It’s the end of the Fringe, and ‘magician-scientist hybrid’ Kevin Quantum looks lovably rumpled – as though he’d been snoozing with his head on a lab bench, when suddenly he was called to the stage. It doesn’t quite match the razor-sharp image conveyed by his posters, but in truth it suits him better this way. Neon Future is a likeable show from a likeable man – which maybe lacks a little crispness, but brims over with warmth and imagination.
Quantum’s selling-point is that he spent ten years as a research scientist, before making the leap to magic courtesy of Faking It on Channel 4. And his unusual background shows: not so much through the illusions he’s chosen, as through his unalloyed delight in showing us the ideas he’s been working on. Sometimes it leads him down curious sidelines – he recreates an effect he’s seen on YouTube, for no real reason except that it’s cool – but his enthusiasm is always endearing, and at times grows genuinely inspiring.
He’s kindness itself with his audience volunteers – particularly when he gets the youngest ones up onto the stage, and leads them gently through an impressive trick where they get to be the stars. And for the grown-ups, there are plenty of cultural references to enjoy, with Star Trek and The Matrix serving as clever jumping-off points for subtly-themed illusions.

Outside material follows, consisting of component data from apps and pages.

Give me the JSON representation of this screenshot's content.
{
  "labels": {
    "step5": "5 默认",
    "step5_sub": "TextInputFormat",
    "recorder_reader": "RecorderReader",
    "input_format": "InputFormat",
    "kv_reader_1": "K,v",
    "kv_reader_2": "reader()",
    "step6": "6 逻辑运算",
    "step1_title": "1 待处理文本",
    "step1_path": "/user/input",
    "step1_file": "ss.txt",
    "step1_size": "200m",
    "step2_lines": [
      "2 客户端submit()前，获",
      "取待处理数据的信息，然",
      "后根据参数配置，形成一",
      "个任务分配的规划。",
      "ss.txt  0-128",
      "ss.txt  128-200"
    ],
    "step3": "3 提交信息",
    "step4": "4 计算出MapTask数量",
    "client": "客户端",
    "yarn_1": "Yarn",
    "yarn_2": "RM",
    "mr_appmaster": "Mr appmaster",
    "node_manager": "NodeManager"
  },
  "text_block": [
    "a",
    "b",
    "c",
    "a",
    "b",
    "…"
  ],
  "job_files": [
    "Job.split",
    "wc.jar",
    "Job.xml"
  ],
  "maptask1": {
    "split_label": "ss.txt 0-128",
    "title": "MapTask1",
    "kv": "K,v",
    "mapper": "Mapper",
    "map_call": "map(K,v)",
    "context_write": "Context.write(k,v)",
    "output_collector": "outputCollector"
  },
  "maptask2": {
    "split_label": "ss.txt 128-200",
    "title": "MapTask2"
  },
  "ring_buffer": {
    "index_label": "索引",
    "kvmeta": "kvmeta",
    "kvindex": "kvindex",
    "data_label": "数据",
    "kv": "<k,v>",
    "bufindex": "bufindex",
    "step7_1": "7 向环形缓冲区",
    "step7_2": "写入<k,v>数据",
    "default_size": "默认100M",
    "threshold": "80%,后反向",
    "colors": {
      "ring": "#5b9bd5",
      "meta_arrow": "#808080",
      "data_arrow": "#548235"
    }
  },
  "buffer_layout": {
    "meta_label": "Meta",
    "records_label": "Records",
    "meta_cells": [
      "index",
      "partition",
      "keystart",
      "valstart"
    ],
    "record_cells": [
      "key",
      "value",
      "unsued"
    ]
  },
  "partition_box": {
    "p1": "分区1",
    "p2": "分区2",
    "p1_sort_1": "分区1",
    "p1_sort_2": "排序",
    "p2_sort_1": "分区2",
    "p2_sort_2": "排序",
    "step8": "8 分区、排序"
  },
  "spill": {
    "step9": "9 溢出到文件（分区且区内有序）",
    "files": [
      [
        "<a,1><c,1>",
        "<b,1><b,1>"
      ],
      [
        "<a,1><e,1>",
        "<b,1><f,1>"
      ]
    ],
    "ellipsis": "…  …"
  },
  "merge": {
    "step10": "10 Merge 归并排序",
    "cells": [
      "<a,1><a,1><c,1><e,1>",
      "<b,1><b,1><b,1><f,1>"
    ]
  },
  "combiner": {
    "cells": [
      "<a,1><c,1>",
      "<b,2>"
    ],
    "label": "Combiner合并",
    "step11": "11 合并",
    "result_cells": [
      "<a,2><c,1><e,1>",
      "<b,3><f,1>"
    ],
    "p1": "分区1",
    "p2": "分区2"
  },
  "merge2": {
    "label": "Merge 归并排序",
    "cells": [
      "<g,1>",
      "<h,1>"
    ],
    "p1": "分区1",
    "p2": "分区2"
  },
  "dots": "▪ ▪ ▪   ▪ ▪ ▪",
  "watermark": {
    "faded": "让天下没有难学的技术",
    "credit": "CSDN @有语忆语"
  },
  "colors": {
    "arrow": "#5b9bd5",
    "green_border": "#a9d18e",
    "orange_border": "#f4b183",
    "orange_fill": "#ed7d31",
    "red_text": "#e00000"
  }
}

The magic itself is a mixed bag. One or two of the mind-reading tricks seem genuinely impossible (and in fact, deserve more of a hurrah than the modest Quantum allows). There’s a clever innovation around social media, and some truly beautiful special effects linked loosely to a cyborg theme. On the other hand, a trick with a rope falls completely flat – it needs more set-up, so that the climax feels surprising rather than just unexpected – and it’s really not hard to spot how the cup-and-ball routine is done, for all that Quantum gives this ancient trick a novel and distinctive vibe.
Sometimes the theme grows a little muddy, too. ‘The future’ is a big topic, and Quantum hops around concepts as varied as time-travel, matter transporters, and the philosophy of choice. Similarly, while there are a fair few glowing things on the stage, the ‘neon’ of the title isn’t deployed consistently enough to work as a visual theme. Overall the show feels like an eccentric miscellany: lovable in its own way, but lacking the coherence which defines a true stand-out.
Still, there’s nothing to quibble in the final trick, which uses some genuine heavyweight protective equipment to conjure a sense of looming peril. I’m sure it’s very safe really, but the tension is huge, and a couple of ideas inconspicuously planted earlier are brought back to heighten both the humour and the unease. It’s a well-worked finale for a good-natured hour of fun – and for a show which proves that science and sorcery can live happily side-by-side.